## Task to carry out
Read the lines of the data below and retrieve those with "image".

Data entries:
::::::::

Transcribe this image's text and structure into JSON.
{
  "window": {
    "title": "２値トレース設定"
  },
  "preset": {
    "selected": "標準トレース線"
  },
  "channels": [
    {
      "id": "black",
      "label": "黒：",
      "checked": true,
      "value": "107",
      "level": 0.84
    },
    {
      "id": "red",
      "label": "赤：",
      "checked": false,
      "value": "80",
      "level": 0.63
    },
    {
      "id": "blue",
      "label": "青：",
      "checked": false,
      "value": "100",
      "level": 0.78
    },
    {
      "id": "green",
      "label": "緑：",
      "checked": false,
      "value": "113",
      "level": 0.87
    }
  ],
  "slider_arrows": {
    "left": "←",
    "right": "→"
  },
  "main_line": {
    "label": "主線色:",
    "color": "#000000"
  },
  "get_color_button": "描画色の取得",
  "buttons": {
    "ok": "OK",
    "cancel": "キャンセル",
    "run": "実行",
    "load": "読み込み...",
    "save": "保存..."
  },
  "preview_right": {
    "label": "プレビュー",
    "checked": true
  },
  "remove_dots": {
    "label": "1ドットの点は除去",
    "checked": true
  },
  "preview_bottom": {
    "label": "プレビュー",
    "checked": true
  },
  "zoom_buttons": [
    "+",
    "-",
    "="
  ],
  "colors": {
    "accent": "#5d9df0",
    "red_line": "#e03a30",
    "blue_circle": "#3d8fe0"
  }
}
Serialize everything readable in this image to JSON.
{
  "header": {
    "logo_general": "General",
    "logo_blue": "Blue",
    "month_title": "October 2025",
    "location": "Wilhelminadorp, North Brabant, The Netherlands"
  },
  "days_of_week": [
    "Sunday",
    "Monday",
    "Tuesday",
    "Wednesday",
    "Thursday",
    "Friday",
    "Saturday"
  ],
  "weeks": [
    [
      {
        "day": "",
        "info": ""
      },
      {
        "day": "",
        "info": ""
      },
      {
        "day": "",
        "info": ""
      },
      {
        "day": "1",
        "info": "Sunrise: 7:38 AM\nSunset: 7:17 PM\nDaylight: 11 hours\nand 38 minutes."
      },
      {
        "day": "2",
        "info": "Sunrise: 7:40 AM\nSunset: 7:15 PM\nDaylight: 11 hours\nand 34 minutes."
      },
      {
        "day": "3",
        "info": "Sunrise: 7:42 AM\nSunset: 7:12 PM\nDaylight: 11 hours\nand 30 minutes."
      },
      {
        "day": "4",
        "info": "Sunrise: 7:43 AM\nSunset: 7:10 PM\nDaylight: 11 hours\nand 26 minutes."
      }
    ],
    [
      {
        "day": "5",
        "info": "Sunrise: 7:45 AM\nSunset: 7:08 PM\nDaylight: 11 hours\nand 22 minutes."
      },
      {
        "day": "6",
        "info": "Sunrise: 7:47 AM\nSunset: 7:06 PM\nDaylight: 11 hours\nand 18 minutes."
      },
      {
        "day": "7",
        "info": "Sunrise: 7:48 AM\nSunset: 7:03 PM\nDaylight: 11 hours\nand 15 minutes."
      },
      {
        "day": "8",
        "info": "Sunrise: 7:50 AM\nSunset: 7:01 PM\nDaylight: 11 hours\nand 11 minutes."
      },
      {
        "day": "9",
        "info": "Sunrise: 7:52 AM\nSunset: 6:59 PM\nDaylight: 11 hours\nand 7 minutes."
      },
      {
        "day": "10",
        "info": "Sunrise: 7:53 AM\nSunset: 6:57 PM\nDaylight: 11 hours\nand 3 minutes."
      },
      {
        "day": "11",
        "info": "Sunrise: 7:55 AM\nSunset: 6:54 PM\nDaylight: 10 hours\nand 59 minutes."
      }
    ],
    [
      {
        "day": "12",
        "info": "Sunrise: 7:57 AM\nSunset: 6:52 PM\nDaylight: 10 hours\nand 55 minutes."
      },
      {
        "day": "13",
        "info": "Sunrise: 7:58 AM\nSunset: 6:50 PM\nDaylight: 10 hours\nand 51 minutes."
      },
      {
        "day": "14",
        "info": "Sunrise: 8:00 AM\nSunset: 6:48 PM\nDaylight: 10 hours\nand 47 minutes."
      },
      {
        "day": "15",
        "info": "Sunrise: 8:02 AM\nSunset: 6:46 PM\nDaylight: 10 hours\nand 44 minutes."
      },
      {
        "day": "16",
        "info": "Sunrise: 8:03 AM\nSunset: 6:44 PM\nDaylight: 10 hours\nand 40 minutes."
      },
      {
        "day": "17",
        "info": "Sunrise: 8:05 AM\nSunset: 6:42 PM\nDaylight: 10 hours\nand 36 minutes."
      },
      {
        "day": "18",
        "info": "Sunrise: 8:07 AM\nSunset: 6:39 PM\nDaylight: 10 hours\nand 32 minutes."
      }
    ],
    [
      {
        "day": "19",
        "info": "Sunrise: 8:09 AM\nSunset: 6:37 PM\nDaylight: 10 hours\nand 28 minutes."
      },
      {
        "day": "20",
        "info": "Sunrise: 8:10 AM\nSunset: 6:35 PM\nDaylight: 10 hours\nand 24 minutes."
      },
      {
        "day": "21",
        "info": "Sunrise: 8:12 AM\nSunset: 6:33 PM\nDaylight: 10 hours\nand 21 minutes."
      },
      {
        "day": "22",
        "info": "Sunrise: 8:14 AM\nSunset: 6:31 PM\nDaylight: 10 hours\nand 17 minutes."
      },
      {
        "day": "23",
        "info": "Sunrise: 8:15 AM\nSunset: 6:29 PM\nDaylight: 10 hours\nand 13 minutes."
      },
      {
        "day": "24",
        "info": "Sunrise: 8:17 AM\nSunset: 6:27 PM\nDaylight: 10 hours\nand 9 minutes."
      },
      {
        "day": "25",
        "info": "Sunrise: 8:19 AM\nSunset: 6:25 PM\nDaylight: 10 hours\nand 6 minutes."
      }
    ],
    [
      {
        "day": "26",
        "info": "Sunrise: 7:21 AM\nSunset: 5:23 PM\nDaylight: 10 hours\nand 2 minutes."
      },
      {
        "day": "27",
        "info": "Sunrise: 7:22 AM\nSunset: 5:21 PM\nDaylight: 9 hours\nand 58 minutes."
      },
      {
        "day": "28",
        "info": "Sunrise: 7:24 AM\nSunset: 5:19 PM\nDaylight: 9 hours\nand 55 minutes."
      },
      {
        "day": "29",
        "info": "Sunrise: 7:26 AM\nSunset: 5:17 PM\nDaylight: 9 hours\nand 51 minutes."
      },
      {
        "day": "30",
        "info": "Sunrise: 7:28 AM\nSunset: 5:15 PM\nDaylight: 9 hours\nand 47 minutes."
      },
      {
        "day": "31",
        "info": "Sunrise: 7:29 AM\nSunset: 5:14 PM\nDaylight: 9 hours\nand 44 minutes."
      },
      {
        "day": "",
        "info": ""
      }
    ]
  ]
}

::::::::

## The answer
Transcribe this image's text and structure into JSON.
Serialize everything readable in this image to JSON.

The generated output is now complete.